Task instructions
Write out each entry once more so that it matches the original exactly.

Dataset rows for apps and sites
━━━━━━━━━━
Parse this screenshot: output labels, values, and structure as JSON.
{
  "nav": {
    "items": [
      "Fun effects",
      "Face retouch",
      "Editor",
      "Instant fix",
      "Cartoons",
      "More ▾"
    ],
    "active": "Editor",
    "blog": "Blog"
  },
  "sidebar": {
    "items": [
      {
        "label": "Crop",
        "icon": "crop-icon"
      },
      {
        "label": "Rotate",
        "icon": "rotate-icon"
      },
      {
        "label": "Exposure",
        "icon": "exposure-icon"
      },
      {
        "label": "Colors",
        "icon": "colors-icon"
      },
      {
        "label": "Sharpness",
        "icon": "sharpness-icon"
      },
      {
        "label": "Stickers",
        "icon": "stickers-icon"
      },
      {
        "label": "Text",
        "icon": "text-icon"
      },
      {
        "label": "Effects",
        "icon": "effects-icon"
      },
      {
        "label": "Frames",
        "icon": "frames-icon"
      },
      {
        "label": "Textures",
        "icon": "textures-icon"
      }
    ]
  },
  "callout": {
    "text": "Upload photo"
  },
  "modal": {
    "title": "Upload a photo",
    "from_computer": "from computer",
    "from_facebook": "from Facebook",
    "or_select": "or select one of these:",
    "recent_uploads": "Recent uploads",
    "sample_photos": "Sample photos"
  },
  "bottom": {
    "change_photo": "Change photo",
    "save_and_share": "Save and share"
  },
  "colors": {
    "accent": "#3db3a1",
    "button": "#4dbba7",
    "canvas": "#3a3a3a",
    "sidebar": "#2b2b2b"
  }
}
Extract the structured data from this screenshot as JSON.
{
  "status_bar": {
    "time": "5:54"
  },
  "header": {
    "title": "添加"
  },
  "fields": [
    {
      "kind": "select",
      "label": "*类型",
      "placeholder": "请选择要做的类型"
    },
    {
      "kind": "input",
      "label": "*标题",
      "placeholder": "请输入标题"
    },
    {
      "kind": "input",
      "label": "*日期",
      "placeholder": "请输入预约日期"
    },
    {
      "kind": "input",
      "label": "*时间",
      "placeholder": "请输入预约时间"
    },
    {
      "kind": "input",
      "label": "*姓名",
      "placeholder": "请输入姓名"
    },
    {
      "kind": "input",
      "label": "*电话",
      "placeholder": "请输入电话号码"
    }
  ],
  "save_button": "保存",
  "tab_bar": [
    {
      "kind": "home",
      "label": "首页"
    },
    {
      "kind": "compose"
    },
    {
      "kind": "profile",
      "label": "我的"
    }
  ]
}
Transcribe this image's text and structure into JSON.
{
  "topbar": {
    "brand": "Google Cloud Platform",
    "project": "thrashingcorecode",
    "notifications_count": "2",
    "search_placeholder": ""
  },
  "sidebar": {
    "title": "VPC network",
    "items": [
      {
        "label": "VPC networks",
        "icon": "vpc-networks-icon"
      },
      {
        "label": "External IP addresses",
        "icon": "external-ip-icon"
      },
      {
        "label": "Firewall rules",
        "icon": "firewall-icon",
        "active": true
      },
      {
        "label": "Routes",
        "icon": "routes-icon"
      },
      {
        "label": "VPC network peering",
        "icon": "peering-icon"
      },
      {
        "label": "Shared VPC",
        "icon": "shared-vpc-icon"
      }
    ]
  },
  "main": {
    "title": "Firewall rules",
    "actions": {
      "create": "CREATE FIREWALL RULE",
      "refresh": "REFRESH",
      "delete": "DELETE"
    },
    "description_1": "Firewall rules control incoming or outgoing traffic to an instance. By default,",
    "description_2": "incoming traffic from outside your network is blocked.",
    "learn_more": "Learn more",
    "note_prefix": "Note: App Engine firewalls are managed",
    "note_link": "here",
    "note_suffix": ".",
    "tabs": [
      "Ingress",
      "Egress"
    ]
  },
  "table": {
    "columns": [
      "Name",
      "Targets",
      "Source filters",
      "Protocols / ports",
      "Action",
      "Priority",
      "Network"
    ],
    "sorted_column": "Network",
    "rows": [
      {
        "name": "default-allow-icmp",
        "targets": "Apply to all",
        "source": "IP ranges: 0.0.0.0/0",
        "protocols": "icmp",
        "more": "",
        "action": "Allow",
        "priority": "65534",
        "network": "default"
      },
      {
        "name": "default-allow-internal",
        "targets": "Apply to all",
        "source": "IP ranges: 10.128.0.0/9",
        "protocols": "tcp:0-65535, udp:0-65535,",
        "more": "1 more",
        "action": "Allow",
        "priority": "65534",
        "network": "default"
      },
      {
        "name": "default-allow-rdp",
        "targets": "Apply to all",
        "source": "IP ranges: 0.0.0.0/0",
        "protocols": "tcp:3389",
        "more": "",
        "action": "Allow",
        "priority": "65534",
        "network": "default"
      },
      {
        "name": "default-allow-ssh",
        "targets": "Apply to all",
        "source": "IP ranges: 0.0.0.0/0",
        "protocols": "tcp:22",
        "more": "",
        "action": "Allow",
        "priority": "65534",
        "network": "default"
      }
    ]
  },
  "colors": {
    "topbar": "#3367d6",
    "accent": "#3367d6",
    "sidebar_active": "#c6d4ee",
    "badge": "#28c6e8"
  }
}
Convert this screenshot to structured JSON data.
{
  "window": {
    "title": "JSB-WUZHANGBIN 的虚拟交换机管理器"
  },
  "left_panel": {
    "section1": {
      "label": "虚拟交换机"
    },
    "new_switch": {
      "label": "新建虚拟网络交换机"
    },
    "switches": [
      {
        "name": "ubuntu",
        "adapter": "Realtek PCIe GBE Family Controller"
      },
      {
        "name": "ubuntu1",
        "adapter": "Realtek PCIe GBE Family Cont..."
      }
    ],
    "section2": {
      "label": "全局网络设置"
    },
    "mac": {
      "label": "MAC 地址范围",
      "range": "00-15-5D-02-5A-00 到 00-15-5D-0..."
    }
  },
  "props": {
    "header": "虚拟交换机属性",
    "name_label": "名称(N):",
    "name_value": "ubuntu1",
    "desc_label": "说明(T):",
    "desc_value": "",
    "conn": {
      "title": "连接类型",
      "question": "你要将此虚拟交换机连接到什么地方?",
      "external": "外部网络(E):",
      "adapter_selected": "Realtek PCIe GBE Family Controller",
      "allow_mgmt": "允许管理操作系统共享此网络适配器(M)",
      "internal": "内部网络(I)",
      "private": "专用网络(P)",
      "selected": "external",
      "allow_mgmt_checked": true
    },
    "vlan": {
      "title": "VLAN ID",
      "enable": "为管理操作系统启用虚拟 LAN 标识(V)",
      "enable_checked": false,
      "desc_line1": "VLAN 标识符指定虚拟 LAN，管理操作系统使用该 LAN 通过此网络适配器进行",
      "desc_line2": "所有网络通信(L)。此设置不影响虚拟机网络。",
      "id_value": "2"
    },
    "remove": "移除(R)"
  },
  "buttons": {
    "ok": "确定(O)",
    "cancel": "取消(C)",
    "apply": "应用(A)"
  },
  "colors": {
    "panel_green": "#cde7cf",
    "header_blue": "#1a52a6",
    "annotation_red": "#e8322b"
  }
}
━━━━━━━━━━
Response to the exercise
Parse this screenshot: output labels, values, and structure as JSON.
{
  "nav": {
    "items": [
      "Fun effects",
      "Face retouch",
      "Editor",
      "Instant fix",
      "Cartoons",
      "More ▾"
    ],
    "active": "Editor",
    "blog": "Blog"
  },
  "sidebar": {
    "items": [
      {
        "label": "Crop",
        "icon": "crop-icon"
      },
      {
        "label": "Rotate",
        "icon": "rotate-icon"
      },
      {
        "label": "Exposure",
        "icon": "exposure-icon"
      },
      {
        "label": "Colors",
        "icon": "colors-icon"
      },
      {
        "label": "Sharpness",
        "icon": "sharpness-icon"
      },
      {
        "label": "Stickers",
        "icon": "stickers-icon"
      },
      {
        "label": "Text",
        "icon": "text-icon"
      },
      {
        "label": "Effects",
        "icon": "effects-icon"
      },
      {
        "label": "Frames",
        "icon": "frames-icon"
      },
      {
        "label": "Textures",
        "icon": "textures-icon"
      }
    ]
  },
  "callout": {
    "text": "Upload photo"
  },
  "modal": {
    "title": "Upload a photo",
    "from_computer": "from computer",
    "from_facebook": "from Facebook",
    "or_select": "or select one of these:",
    "recent_uploads": "Recent uploads",
    "sample_photos": "Sample photos"
  },
  "bottom": {
    "change_photo": "Change photo",
    "save_and_share": "Save and share"
  },
  "colors": {
    "accent": "#3db3a1",
    "button": "#4dbba7",
    "canvas": "#3a3a3a",
    "sidebar": "#2b2b2b"
  }
}
Extract the structured data from this screenshot as JSON.
{
  "status_bar": {
    "time": "5:54"
  },
  "header": {
    "title": "添加"
  },
  "fields": [
    {
      "kind": "select",
      "label": "*类型",
      "placeholder": "请选择要做的类型"
    },
    {
      "kind": "input",
      "label": "*标题",
      "placeholder": "请输入标题"
    },
    {
      "kind": "input",
      "label": "*日期",
      "placeholder": "请输入预约日期"
    },
    {
      "kind": "input",
      "label": "*时间",
      "placeholder": "请输入预约时间"
    },
    {
      "kind": "input",
      "label": "*姓名",
      "placeholder": "请输入姓名"
    },
    {
      "kind": "input",
      "label": "*电话",
      "placeholder": "请输入电话号码"
    }
  ],
  "save_button": "保存",
  "tab_bar": [
    {
      "kind": "home",
      "label": "首页"
    },
    {
      "kind": "compose"
    },
    {
      "kind": "profile",
      "label": "我的"
    }
  ]
}
Transcribe this image's text and structure into JSON.
{
  "topbar": {
    "brand": "Google Cloud Platform",
    "project": "thrashingcorecode",
    "notifications_count": "2",
    "search_placeholder": ""
  },
  "sidebar": {
    "title": "VPC network",
    "items": [
      {
        "label": "VPC networks",
        "icon": "vpc-networks-icon"
      },
      {
        "label": "External IP addresses",
        "icon": "external-ip-icon"
      },
      {
        "label": "Firewall rules",
        "icon": "firewall-icon",
        "active": true
      },
      {
        "label": "Routes",
        "icon": "routes-icon"
      },
      {
        "label": "VPC network peering",
        "icon": "peering-icon"
      },
      {
        "label": "Shared VPC",
        "icon": "shared-vpc-icon"
      }
    ]
  },
  "main": {
    "title": "Firewall rules",
    "actions": {
      "create": "CREATE FIREWALL RULE",
      "refresh": "REFRESH",
      "delete": "DELETE"
    },
    "description_1": "Firewall rules control incoming or outgoing traffic to an instance. By default,",
    "description_2": "incoming traffic from outside your network is blocked.",
    "learn_more": "Learn more",
    "note_prefix": "Note: App Engine firewalls are managed",
    "note_link": "here",
    "note_suffix": ".",
    "tabs": [
      "Ingress",
      "Egress"
    ]
  },
  "table": {
    "columns": [
      "Name",
      "Targets",
      "Source filters",
      "Protocols / ports",
      "Action",
      "Priority",
      "Network"
    ],
    "sorted_column": "Network",
    "rows": [
      {
        "name": "default-allow-icmp",
        "targets": "Apply to all",
        "source": "IP ranges: 0.0.0.0/0",
        "protocols": "icmp",
        "more": "",
        "action": "Allow",
        "priority": "65534",
        "network": "default"
      },
      {
        "name": "default-allow-internal",
        "targets": "Apply to all",
        "source": "IP ranges: 10.128.0.0/9",
        "protocols": "tcp:0-65535, udp:0-65535,",
        "more": "1 more",
        "action": "Allow",
        "priority": "65534",
        "network": "default"
      },
      {
        "name": "default-allow-rdp",
        "targets": "Apply to all",
        "source": "IP ranges: 0.0.0.0/0",
        "protocols": "tcp:3389",
        "more": "",
        "action": "Allow",
        "priority": "65534",
        "network": "default"
      },
      {
        "name": "default-allow-ssh",
        "targets": "Apply to all",
        "source": "IP ranges: 0.0.0.0/0",
        "protocols": "tcp:22",
        "more": "",
        "action": "Allow",
        "priority": "65534",
        "network": "default"
      }
    ]
  },
  "colors": {
    "topbar": "#3367d6",
    "accent": "#3367d6",
    "sidebar_active": "#c6d4ee",
    "badge": "#28c6e8"
  }
}
Convert this screenshot to structured JSON data.
{
  "window": {
    "title": "JSB-WUZHANGBIN 的虚拟交换机管理器"
  },
  "left_panel": {
    "section1": {
      "label": "虚拟交换机"
    },
    "new_switch": {
      "label": "新建虚拟网络交换机"
    },
    "switches": [
      {
        "name": "ubuntu",
        "adapter": "Realtek PCIe GBE Family Controller"
      },
      {
        "name": "ubuntu1",
        "adapter": "Realtek PCIe GBE Family Cont..."
      }
    ],
    "section2": {
      "label": "全局网络设置"
    },
    "mac": {
      "label": "MAC 地址范围",
      "range": "00-15-5D-02-5A-00 到 00-15-5D-0..."
    }
  },
  "props": {
    "header": "虚拟交换机属性",
    "name_label": "名称(N):",
    "name_value": "ubuntu1",
    "desc_label": "说明(T):",
    "desc_value": "",
    "conn": {
      "title": "连接类型",
      "question": "你要将此虚拟交换机连接到什么地方?",
      "external": "外部网络(E):",
      "adapter_selected": "Realtek PCIe GBE Family Controller",
      "allow_mgmt": "允许管理操作系统共享此网络适配器(M)",
      "internal": "内部网络(I)",
      "private": "专用网络(P)",
      "selected": "external",
      "allow_mgmt_checked": true
    },
    "vlan": {
      "title": "VLAN ID",
      "enable": "为管理操作系统启用虚拟 LAN 标识(V)",
      "enable_checked": false,
      "desc_line1": "VLAN 标识符指定虚拟 LAN，管理操作系统使用该 LAN 通过此网络适配器进行",
      "desc_line2": "所有网络通信(L)。此设置不影响虚拟机网络。",
      "id_value": "2"
    },
    "remove": "移除(R)"
  },
  "buttons": {
    "ok": "确定(O)",
    "cancel": "取消(C)",
    "apply": "应用(A)"
  },
  "colors": {
    "panel_green": "#cde7cf",
    "header_blue": "#1a52a6",
    "annotation_red": "#e8322b"
  }
}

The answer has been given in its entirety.